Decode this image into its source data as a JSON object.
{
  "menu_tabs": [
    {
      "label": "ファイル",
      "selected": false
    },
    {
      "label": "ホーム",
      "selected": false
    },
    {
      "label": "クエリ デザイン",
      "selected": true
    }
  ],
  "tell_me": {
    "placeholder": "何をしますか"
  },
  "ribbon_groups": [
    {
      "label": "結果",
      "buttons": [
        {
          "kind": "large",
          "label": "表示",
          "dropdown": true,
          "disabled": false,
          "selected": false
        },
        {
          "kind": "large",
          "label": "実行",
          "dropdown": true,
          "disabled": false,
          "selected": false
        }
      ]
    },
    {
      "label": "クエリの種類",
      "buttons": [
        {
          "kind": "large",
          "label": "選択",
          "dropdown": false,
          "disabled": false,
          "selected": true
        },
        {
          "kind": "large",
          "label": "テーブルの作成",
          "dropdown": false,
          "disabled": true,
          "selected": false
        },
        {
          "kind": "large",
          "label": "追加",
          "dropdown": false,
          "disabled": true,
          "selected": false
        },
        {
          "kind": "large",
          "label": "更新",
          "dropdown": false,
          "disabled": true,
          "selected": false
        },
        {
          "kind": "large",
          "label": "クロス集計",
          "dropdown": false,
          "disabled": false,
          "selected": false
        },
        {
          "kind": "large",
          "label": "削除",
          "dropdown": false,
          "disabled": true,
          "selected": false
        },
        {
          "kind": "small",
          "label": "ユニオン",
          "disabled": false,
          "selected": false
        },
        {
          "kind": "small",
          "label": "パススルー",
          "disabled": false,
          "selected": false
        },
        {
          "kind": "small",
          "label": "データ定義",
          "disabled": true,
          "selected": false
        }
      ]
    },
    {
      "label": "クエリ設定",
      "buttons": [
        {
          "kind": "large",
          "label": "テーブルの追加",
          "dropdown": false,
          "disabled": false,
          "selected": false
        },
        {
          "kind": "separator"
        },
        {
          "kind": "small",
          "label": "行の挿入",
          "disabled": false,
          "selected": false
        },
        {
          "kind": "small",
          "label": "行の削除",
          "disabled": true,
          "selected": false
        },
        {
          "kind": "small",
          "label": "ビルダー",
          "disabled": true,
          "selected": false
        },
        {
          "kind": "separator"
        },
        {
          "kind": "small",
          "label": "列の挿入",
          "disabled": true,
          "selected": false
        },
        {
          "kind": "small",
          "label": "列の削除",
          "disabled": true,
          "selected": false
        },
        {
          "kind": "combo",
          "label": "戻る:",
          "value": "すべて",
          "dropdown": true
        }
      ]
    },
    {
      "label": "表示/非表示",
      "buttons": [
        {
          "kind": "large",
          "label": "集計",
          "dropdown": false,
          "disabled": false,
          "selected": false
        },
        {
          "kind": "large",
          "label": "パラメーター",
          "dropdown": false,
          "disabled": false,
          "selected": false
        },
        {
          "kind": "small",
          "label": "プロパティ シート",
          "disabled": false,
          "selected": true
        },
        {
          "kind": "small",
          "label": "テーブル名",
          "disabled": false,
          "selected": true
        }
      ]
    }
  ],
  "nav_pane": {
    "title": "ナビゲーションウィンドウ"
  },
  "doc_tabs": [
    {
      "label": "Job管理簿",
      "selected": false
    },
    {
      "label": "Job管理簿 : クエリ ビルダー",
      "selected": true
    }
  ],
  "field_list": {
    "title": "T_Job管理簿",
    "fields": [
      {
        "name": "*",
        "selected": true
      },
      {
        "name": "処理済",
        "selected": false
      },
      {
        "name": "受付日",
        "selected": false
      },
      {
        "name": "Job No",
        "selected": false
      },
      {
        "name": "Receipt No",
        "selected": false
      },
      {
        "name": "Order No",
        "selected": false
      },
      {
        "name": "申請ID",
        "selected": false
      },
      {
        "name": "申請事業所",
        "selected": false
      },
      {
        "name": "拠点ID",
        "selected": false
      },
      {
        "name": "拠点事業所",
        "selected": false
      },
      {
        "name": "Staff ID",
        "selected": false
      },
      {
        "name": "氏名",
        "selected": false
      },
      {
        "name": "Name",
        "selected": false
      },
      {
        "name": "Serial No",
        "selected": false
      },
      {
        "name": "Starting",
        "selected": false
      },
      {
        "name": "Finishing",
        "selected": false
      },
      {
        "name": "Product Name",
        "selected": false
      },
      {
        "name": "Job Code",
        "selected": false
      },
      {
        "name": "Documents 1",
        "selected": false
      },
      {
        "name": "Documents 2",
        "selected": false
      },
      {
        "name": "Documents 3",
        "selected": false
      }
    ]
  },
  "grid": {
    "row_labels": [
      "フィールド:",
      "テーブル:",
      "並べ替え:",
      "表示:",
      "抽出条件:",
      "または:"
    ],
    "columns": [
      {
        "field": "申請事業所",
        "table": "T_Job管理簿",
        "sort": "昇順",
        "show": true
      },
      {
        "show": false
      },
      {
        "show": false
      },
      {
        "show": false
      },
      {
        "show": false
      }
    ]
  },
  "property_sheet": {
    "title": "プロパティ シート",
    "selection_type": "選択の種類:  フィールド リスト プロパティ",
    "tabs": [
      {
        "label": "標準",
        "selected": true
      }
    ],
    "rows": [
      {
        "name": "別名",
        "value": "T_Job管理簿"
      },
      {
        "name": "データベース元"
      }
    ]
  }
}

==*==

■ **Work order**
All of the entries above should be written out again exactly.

■ **Solution below**
Decode this image into its source data as a JSON object.
{
  "menu_tabs": [
    {
      "label": "ファイル",
      "selected": false
    },
    {
      "label": "ホーム",
      "selected": false
    },
    {
      "label": "クエリ デザイン",
      "selected": true
    }
  ],
  "tell_me": {
    "placeholder": "何をしますか"
  },
  "ribbon_groups": [
    {
      "label": "結果",
      "buttons": [
        {
          "kind": "large",
          "label": "表示",
          "dropdown": true,
          "disabled": false,
          "selected": false
        },
        {
          "kind": "large",
          "label": "実行",
          "dropdown": true,
          "disabled": false,
          "selected": false
        }
      ]
    },
    {
      "label": "クエリの種類",
      "buttons": [
        {
          "kind": "large",
          "label": "選択",
          "dropdown": false,
          "disabled": false,
          "selected": true
        },
        {
          "kind": "large",
          "label": "テーブルの作成",
          "dropdown": false,
          "disabled": true,
          "selected": false
        },
        {
          "kind": "large",
          "label": "追加",
          "dropdown": false,
          "disabled": true,
          "selected": false
        },
        {
          "kind": "large",
          "label": "更新",
          "dropdown": false,
          "disabled": true,
          "selected": false
        },
        {
          "kind": "large",
          "label": "クロス集計",
          "dropdown": false,
          "disabled": false,
          "selected": false
        },
        {
          "kind": "large",
          "label": "削除",
          "dropdown": false,
          "disabled": true,
          "selected": false
        },
        {
          "kind": "small",
          "label": "ユニオン",
          "disabled": false,
          "selected": false
        },
        {
          "kind": "small",
          "label": "パススルー",
          "disabled": false,
          "selected": false
        },
        {
          "kind": "small",
          "label": "データ定義",
          "disabled": true,
          "selected": false
        }
      ]
    },
    {
      "label": "クエリ設定",
      "buttons": [
        {
          "kind": "large",
          "label": "テーブルの追加",
          "dropdown": false,
          "disabled": false,
          "selected": false
        },
        {
          "kind": "separator"
        },
        {
          "kind": "small",
          "label": "行の挿入",
          "disabled": false,
          "selected": false
        },
        {
          "kind": "small",
          "label": "行の削除",
          "disabled": true,
          "selected": false
        },
        {
          "kind": "small",
          "label": "ビルダー",
          "disabled": true,
          "selected": false
        },
        {
          "kind": "separator"
        },
        {
          "kind": "small",
          "label": "列の挿入",
          "disabled": true,
          "selected": false
        },
        {
          "kind": "small",
          "label": "列の削除",
          "disabled": true,
          "selected": false
        },
        {
          "kind": "combo",
          "label": "戻る:",
          "value": "すべて",
          "dropdown": true
        }
      ]
    },
    {
      "label": "表示/非表示",
      "buttons": [
        {
          "kind": "large",
          "label": "集計",
          "dropdown": false,
          "disabled": false,
          "selected": false
        },
        {
          "kind": "large",
          "label": "パラメーター",
          "dropdown": false,
          "disabled": false,
          "selected": false
        },
        {
          "kind": "small",
          "label": "プロパティ シート",
          "disabled": false,
          "selected": true
        },
        {
          "kind": "small",
          "label": "テーブル名",
          "disabled": false,
          "selected": true
        }
      ]
    }
  ],
  "nav_pane": {
    "title": "ナビゲーションウィンドウ"
  },
  "doc_tabs": [
    {
      "label": "Job管理簿",
      "selected": false
    },
    {
      "label": "Job管理簿 : クエリ ビルダー",
      "selected": true
    }
  ],
  "field_list": {
    "title": "T_Job管理簿",
    "fields": [
      {
        "name": "*",
        "selected": true
      },
      {
        "name": "処理済",
        "selected": false
      },
      {
        "name": "受付日",
        "selected": false
      },
      {
        "name": "Job No",
        "selected": false
      },
      {
        "name": "Receipt No",
        "selected": false
      },
      {
        "name": "Order No",
        "selected": false
      },
      {
        "name": "申請ID",
        "selected": false
      },
      {
        "name": "申請事業所",
        "selected": false
      },
      {
        "name": "拠点ID",
        "selected": false
      },
      {
        "name": "拠点事業所",
        "selected": false
      },
      {
        "name": "Staff ID",
        "selected": false
      },
      {
        "name": "氏名",
        "selected": false
      },
      {
        "name": "Name",
        "selected": false
      },
      {
        "name": "Serial No",
        "selected": false
      },
      {
        "name": "Starting",
        "selected": false
      },
      {
        "name": "Finishing",
        "selected": false
      },
      {
        "name": "Product Name",
        "selected": false
      },
      {
        "name": "Job Code",
        "selected": false
      },
      {
        "name": "Documents 1",
        "selected": false
      },
      {
        "name": "Documents 2",
        "selected": false
      },
      {
        "name": "Documents 3",
        "selected": false
      }
    ]
  },
  "grid": {
    "row_labels": [
      "フィールド:",
      "テーブル:",
      "並べ替え:",
      "表示:",
      "抽出条件:",
      "または:"
    ],
    "columns": [
      {
        "field": "申請事業所",
        "table": "T_Job管理簿",
        "sort": "昇順",
        "show": true
      },
      {
        "show": false
      },
      {
        "show": false
      },
      {
        "show": false
      },
      {
        "show": false
      }
    ]
  },
  "property_sheet": {
    "title": "プロパティ シート",
    "selection_type": "選択の種類:  フィールド リスト プロパティ",
    "tabs": [
      {
        "label": "標準",
        "selected": true
      }
    ],
    "rows": [
      {
        "name": "別名",
        "value": "T_Job管理簿"
      },
      {
        "name": "データベース元"
      }
    ]
  }
}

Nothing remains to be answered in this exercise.